Poor talent adaptability – the inability for people to retrain for new skills or switch industries – is costing the global economy billions of dollars in lost productivity and leads to businesses wasting huge sums on avoidable recruitment costs, reveals new research by professional services network PwC, commissioned by LinkedIn.
The study, "Adapt to Survive," for the first time analyses millions of interactions from LinkedIn's network of 277 million professionals, and information on 2,600 employers from PwC's Saratoga database.
The study examines five key talent behaviours within 11 markets and identifies two significant 'costs' which are based on the surveyed markets being as good at matching talent with the right opportunities as the Netherlands – the most adaptable market in the study. When these costs are combined this could mean the economy is missing out on USD$150 billion.
The research found a strong correlation between the adaptability of the talent in a particular country and the performance of its companies. If markets were better at matching talent with the right opportunities, this could unlock as much as $130 billion of productivity in the 11 markets studied (including $65.6 billion in China, $29.3 billion in the US and $11.7 billion in Brazil).
This lack of access to the right talent is driving up the cost of recruitment for employers today.
The longer time taken to find the right candidates, and the increased likelihood for mismatched talent to leave sooner are costing companies in those countries US$19.8 billion in avoidable recruitment costs.
Most Adaptable Countries
The research spans a wide spectrum of economies by development phase, size and industry types.
Each market is assigned a Talent Adaptability Score based on five key behavioral factors, which include: the average number of times professionals in that market switch industries, the average number of different positions held in a professional's career, the average number of internal promotions in that market, the average number of employers a professional has had in each market and the average number of open vacancies divided by the market's population.
Emerging markets India and China have lower scores due to the existence of fewer mature sectors and their geographic size which limits talent mobility.
Well-performing economies such as Germany rank lower than expected, in part because it is a specialised economy which works well whilst its sectors are buoyant and stable, as they are today.
But it also makes the country less able to respond to structural changes.
"Worldwide unemployment continues to rise while jobs remain unfilled, and CEOs are worried about a growing skills gap," says Michael Rendell, Partner, Global Head of HR Services practice at PwC. "The better employers and employees are at adapting to changing circumstances and aligning their skills with the available opportunities, the more productive organisations will become. Our research shows that a better talent fit between employer and employee could unlock $130bn in additional productivity globally, begin to close the skills gap and drive a market's competitive advantage."

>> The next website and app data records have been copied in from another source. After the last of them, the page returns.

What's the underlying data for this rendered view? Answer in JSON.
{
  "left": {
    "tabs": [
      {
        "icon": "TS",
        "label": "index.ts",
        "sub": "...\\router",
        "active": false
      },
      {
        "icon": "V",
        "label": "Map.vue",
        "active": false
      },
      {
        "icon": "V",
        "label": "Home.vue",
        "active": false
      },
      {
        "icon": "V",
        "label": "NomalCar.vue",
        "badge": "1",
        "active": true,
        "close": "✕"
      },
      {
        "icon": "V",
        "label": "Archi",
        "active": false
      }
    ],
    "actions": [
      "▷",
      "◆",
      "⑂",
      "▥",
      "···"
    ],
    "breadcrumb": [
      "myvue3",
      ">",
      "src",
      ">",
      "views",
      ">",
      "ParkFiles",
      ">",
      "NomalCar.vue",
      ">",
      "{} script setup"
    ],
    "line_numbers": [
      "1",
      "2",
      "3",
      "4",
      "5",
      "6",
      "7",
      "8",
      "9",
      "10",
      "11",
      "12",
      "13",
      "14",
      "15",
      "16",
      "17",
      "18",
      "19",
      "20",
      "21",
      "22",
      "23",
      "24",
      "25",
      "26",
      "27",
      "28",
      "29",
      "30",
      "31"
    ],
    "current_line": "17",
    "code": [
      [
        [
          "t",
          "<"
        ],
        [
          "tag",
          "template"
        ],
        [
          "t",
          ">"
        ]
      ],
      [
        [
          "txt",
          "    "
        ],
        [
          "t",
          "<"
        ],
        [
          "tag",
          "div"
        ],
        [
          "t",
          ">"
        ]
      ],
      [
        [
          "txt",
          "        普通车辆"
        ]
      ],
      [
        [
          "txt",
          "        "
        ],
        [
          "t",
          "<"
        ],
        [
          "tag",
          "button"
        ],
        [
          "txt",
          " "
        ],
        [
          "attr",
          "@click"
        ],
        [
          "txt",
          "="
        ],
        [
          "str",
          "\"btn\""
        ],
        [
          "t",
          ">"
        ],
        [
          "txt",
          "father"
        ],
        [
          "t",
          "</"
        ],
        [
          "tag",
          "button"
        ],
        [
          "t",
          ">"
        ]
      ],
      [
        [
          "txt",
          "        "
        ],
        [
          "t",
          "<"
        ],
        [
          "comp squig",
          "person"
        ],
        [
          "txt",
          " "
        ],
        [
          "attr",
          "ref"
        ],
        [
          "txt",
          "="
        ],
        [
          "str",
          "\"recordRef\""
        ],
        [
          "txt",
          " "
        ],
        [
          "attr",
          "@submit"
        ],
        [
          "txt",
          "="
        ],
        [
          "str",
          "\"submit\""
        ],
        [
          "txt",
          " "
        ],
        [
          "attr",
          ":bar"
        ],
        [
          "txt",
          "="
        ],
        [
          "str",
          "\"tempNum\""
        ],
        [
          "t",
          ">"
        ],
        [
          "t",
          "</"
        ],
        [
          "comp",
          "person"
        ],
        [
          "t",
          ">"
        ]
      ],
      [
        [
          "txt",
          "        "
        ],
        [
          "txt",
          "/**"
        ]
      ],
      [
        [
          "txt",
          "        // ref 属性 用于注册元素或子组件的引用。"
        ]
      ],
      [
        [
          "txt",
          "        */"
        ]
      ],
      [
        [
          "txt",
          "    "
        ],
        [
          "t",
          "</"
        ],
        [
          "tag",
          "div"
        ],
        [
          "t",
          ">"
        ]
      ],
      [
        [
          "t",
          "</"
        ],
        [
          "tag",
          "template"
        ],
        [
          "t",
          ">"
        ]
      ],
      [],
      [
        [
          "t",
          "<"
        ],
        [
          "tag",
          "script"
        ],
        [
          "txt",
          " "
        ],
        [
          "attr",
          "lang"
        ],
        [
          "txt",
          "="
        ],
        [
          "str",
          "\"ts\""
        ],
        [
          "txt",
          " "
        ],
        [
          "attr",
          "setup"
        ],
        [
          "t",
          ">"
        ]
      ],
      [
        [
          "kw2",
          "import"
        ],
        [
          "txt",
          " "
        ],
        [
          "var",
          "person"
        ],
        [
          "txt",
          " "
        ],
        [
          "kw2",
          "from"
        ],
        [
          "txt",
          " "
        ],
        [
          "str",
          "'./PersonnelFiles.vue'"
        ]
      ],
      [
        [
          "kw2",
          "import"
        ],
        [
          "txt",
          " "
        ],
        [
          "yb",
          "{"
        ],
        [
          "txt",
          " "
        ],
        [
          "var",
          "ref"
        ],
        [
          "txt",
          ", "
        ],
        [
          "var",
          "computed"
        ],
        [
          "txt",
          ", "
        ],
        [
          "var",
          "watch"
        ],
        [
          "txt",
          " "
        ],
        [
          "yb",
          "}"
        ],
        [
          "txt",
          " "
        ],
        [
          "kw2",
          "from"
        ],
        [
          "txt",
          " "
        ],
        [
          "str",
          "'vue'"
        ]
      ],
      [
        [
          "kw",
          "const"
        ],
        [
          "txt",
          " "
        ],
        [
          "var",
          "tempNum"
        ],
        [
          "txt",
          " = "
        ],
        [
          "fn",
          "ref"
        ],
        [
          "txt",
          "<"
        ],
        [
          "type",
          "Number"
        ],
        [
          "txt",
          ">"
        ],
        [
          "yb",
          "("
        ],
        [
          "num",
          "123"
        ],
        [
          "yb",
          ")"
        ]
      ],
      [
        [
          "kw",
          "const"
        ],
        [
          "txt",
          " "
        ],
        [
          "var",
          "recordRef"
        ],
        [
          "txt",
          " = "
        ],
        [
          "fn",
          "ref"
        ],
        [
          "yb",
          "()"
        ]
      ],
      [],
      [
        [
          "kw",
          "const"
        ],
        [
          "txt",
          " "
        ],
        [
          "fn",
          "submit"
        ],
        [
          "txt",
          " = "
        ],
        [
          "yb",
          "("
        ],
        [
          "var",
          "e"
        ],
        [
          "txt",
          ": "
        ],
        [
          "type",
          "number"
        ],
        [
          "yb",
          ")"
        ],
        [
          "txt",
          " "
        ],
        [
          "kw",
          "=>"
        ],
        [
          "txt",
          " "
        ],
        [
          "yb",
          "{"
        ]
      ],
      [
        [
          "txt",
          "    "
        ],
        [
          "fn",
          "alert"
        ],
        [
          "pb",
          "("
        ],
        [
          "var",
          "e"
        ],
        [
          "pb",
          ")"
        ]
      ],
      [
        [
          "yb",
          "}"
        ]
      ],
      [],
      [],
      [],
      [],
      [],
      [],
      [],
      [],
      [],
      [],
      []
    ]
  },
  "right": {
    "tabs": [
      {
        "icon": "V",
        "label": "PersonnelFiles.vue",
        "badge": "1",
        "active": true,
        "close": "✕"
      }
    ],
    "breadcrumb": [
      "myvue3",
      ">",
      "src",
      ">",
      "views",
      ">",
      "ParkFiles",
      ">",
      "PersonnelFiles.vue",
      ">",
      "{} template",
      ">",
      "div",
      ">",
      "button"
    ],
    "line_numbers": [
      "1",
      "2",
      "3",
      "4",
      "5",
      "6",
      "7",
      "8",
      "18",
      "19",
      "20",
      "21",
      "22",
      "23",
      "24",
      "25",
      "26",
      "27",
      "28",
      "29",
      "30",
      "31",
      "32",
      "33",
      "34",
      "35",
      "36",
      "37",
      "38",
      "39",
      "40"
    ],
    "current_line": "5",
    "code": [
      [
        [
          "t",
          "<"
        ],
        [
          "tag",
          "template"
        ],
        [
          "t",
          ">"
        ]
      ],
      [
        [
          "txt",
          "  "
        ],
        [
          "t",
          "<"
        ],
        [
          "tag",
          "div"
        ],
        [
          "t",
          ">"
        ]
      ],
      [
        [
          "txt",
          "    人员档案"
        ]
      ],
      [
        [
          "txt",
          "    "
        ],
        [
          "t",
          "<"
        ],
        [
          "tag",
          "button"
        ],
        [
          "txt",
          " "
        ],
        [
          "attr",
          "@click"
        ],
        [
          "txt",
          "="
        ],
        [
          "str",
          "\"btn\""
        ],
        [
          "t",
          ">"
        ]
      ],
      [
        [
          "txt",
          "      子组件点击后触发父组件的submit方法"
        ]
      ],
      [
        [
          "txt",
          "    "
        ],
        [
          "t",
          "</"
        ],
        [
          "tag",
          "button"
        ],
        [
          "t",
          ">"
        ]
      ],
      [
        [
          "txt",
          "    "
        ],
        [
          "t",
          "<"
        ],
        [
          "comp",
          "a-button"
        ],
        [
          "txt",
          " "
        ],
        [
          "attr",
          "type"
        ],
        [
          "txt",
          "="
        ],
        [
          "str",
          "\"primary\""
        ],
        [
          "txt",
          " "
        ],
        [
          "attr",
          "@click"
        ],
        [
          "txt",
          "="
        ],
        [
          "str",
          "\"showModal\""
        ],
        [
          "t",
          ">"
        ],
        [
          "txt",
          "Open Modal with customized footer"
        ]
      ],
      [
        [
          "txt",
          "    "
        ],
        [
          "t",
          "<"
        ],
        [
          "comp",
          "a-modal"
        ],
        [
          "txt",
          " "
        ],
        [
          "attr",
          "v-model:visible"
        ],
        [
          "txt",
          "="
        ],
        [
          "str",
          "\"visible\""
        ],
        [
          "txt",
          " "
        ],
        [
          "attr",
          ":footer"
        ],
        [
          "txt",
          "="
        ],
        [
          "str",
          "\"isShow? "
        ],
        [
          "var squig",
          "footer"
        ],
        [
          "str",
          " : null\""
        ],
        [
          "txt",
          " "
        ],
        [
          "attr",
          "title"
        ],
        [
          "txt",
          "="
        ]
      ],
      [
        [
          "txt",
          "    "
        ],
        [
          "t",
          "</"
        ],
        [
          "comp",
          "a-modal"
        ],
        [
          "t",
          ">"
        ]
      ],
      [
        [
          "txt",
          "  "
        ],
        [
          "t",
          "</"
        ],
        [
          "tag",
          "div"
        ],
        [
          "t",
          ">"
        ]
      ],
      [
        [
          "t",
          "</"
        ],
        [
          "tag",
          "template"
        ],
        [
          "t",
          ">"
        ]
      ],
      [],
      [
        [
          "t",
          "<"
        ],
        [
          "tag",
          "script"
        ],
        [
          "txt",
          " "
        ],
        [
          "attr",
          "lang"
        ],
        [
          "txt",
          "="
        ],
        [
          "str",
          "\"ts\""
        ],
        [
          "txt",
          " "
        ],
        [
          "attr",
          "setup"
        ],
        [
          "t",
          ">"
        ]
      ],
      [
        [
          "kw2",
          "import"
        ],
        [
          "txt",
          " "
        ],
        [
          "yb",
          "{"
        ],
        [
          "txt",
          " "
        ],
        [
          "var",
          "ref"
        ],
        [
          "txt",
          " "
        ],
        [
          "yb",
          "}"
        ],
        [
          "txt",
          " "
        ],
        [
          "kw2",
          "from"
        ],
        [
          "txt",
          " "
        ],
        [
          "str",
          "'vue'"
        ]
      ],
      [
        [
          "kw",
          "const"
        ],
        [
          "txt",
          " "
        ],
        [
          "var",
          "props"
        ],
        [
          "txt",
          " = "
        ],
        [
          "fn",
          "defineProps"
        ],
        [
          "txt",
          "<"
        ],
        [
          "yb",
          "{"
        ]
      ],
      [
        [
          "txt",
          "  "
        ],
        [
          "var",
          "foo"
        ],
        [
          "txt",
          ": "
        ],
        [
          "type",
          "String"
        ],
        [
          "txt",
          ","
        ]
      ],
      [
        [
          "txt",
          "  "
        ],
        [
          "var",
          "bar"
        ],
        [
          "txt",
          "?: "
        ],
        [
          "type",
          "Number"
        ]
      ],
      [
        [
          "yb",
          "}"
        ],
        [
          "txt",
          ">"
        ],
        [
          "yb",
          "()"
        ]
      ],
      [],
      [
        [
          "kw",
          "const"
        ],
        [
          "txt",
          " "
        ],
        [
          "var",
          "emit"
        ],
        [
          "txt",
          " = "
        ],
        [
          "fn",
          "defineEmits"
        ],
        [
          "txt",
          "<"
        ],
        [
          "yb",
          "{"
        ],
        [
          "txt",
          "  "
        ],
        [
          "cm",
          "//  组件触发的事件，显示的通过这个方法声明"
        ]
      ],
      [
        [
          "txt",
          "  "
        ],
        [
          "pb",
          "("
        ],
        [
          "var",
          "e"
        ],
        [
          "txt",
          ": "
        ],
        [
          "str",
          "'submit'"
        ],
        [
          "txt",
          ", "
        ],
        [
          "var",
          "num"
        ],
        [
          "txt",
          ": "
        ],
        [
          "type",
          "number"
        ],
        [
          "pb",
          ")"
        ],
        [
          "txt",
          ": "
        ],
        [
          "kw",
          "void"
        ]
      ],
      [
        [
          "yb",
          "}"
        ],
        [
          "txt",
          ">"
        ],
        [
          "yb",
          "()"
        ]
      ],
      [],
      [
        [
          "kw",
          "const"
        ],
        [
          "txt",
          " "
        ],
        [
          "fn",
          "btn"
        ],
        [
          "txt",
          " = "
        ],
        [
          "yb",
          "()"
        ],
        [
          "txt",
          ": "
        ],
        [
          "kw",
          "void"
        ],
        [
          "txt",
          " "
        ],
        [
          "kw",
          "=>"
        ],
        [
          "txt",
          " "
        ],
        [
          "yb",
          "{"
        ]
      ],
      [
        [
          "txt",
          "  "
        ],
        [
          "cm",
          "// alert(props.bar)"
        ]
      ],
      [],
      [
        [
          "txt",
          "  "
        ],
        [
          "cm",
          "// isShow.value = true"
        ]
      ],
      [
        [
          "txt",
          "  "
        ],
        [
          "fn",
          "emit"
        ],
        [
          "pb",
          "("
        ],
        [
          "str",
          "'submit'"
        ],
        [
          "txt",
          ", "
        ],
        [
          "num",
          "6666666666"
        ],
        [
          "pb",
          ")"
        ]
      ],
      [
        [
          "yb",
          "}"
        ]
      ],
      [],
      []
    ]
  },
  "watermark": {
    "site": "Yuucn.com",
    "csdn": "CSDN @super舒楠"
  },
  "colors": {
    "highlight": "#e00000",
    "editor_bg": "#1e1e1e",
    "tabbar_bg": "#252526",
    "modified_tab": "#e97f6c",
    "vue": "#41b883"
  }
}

David Cohen, LinkedIn Senior Director of Sales, EMEA, added: "Countries increasingly differentiate themselves in the global marketplace via their human capital. Up until now, it's been challenging for them to assess the skills, knowledge and experience of their workforces due to the dearth of professional data."